What the exercise asks → Without changing anything, set down every line shown below.

*** Opening Data ***

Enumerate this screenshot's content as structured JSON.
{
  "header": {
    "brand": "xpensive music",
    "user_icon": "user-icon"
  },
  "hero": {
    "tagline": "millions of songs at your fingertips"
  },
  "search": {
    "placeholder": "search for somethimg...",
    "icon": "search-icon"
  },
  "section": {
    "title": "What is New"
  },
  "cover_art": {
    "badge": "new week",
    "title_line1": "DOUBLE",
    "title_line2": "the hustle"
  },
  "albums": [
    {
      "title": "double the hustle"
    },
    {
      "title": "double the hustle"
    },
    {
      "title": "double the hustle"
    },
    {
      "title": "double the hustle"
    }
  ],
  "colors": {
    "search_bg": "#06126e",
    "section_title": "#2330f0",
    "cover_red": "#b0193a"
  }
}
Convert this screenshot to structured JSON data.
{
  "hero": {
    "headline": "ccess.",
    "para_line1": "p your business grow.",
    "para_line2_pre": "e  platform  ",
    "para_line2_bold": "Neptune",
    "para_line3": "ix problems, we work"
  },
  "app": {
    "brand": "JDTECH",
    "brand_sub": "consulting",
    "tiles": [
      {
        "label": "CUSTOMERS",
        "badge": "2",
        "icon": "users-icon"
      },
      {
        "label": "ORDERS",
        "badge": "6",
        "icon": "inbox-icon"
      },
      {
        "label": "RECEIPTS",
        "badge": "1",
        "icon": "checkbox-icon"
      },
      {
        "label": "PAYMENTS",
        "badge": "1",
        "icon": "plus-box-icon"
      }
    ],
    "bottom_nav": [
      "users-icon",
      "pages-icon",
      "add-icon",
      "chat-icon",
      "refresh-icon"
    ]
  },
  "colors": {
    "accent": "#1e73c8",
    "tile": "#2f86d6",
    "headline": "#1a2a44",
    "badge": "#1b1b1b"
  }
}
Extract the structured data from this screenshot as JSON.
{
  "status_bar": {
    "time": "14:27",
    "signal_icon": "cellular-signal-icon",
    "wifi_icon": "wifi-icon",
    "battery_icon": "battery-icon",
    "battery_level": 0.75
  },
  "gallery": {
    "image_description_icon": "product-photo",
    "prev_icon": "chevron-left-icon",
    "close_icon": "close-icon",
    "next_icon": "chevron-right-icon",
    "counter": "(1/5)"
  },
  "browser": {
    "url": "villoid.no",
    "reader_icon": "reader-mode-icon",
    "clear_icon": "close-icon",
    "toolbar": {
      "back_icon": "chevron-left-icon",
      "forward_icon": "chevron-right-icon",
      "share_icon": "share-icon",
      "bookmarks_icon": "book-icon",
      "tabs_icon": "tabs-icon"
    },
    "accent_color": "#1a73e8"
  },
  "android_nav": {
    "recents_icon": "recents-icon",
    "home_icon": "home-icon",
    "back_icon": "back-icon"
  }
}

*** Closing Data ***

Solution to this task →
Enumerate this screenshot's content as structured JSON.
{
  "header": {
    "brand": "xpensive music",
    "user_icon": "user-icon"
  },
  "hero": {
    "tagline": "millions of songs at your fingertips"
  },
  "search": {
    "placeholder": "search for somethimg...",
    "icon": "search-icon"
  },
  "section": {
    "title": "What is New"
  },
  "cover_art": {
    "badge": "new week",
    "title_line1": "DOUBLE",
    "title_line2": "the hustle"
  },
  "albums": [
    {
      "title": "double the hustle"
    },
    {
      "title": "double the hustle"
    },
    {
      "title": "double the hustle"
    },
    {
      "title": "double the hustle"
    }
  ],
  "colors": {
    "search_bg": "#06126e",
    "section_title": "#2330f0",
    "cover_red": "#b0193a"
  }
}
Convert this screenshot to structured JSON data.
{
  "hero": {
    "headline": "ccess.",
    "para_line1": "p your business grow.",
    "para_line2_pre": "e  platform  ",
    "para_line2_bold": "Neptune",
    "para_line3": "ix problems, we work"
  },
  "app": {
    "brand": "JDTECH",
    "brand_sub": "consulting",
    "tiles": [
      {
        "label": "CUSTOMERS",
        "badge": "2",
        "icon": "users-icon"
      },
      {
        "label": "ORDERS",
        "badge": "6",
        "icon": "inbox-icon"
      },
      {
        "label": "RECEIPTS",
        "badge": "1",
        "icon": "checkbox-icon"
      },
      {
        "label": "PAYMENTS",
        "badge": "1",
        "icon": "plus-box-icon"
      }
    ],
    "bottom_nav": [
      "users-icon",
      "pages-icon",
      "add-icon",
      "chat-icon",
      "refresh-icon"
    ]
  },
  "colors": {
    "accent": "#1e73c8",
    "tile": "#2f86d6",
    "headline": "#1a2a44",
    "badge": "#1b1b1b"
  }
}
Extract the structured data from this screenshot as JSON.
{
  "status_bar": {
    "time": "14:27",
    "signal_icon": "cellular-signal-icon",
    "wifi_icon": "wifi-icon",
    "battery_icon": "battery-icon",
    "battery_level": 0.75
  },
  "gallery": {
    "image_description_icon": "product-photo",
    "prev_icon": "chevron-left-icon",
    "close_icon": "close-icon",
    "next_icon": "chevron-right-icon",
    "counter": "(1/5)"
  },
  "browser": {
    "url": "villoid.no",
    "reader_icon": "reader-mode-icon",
    "clear_icon": "close-icon",
    "toolbar": {
      "back_icon": "chevron-left-icon",
      "forward_icon": "chevron-right-icon",
      "share_icon": "share-icon",
      "bookmarks_icon": "book-icon",
      "tabs_icon": "tabs-icon"
    },
    "accent_color": "#1a73e8"
  },
  "android_nav": {
    "recents_icon": "recents-icon",
    "home_icon": "home-icon",
    "back_icon": "back-icon"
  }
}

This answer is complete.